### Task goal
Copy out every line from the records that includes "name".

### Dataset records
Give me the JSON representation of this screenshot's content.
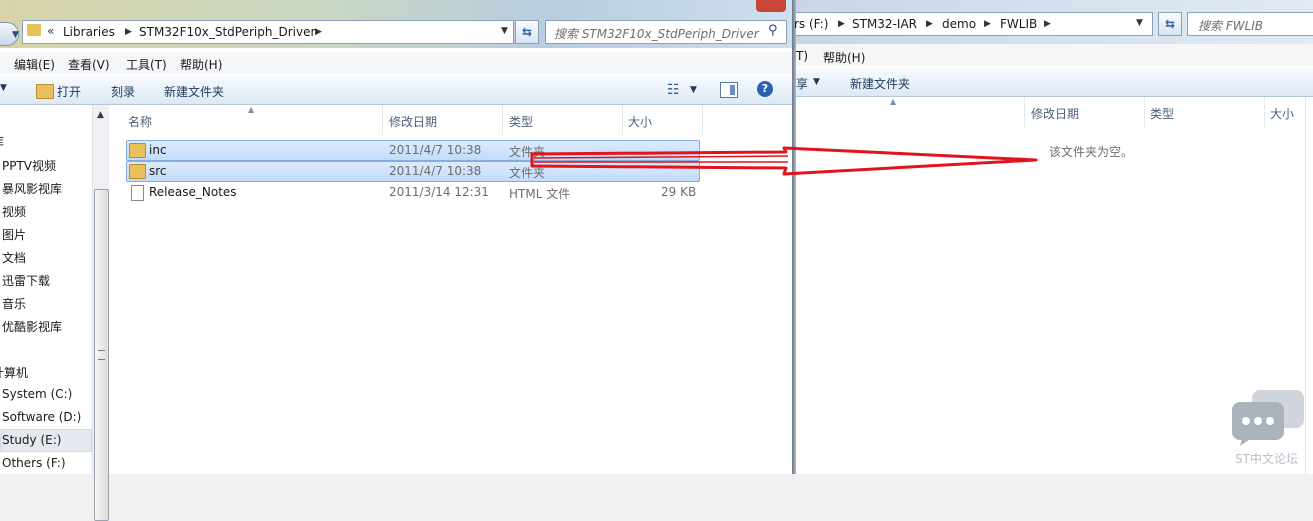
{
  "left_window": {
    "address": {
      "overflow": "«",
      "crumbs": [
        "Libraries",
        "STM32F10x_StdPeriph_Driver"
      ]
    },
    "search_placeholder": "搜索 STM32F10x_StdPeriph_Driver",
    "menu": [
      "编辑(E)",
      "查看(V)",
      "工具(T)",
      "帮助(H)"
    ],
    "toolbar": {
      "open": "打开",
      "burn": "刻录",
      "new_folder": "新建文件夹"
    },
    "nav": {
      "items": [
        "库",
        "PPTV视频",
        "暴风影视库",
        "视频",
        "图片",
        "文档",
        "迅雷下载",
        "音乐",
        "优酷影视库",
        "计算机",
        "System (C:)",
        "Software (D:)",
        "Study (E:)",
        "Others (F:)"
      ]
    },
    "columns": {
      "name": "名称",
      "date": "修改日期",
      "type": "类型",
      "size": "大小"
    },
    "files": [
      {
        "name": "inc",
        "date": "2011/4/7 10:38",
        "type": "文件夹",
        "size": "",
        "kind": "folder",
        "selected": true
      },
      {
        "name": "src",
        "date": "2011/4/7 10:38",
        "type": "文件夹",
        "size": "",
        "kind": "folder",
        "selected": true
      },
      {
        "name": "Release_Notes",
        "date": "2011/3/14 12:31",
        "type": "HTML 文件",
        "size": "29 KB",
        "kind": "file",
        "selected": false
      }
    ]
  },
  "right_window": {
    "address": {
      "crumbs": [
        "rs (F:)",
        "STM32-IAR",
        "demo",
        "FWLIB"
      ]
    },
    "search_placeholder": "搜索 FWLIB",
    "menu": [
      "T)",
      "帮助(H)"
    ],
    "toolbar": {
      "share": "享",
      "new_folder": "新建文件夹"
    },
    "columns": {
      "date": "修改日期",
      "type": "类型",
      "size": "大小"
    },
    "empty_message": "该文件夹为空。"
  },
  "annotation": {
    "color": "#e0141c"
  },
  "watermark": {
    "text": "ST中文论坛"
  }
}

### Answer section
      "name": "名称",
        "name": "inc",
        "name": "src",
        "name": "Release_Notes",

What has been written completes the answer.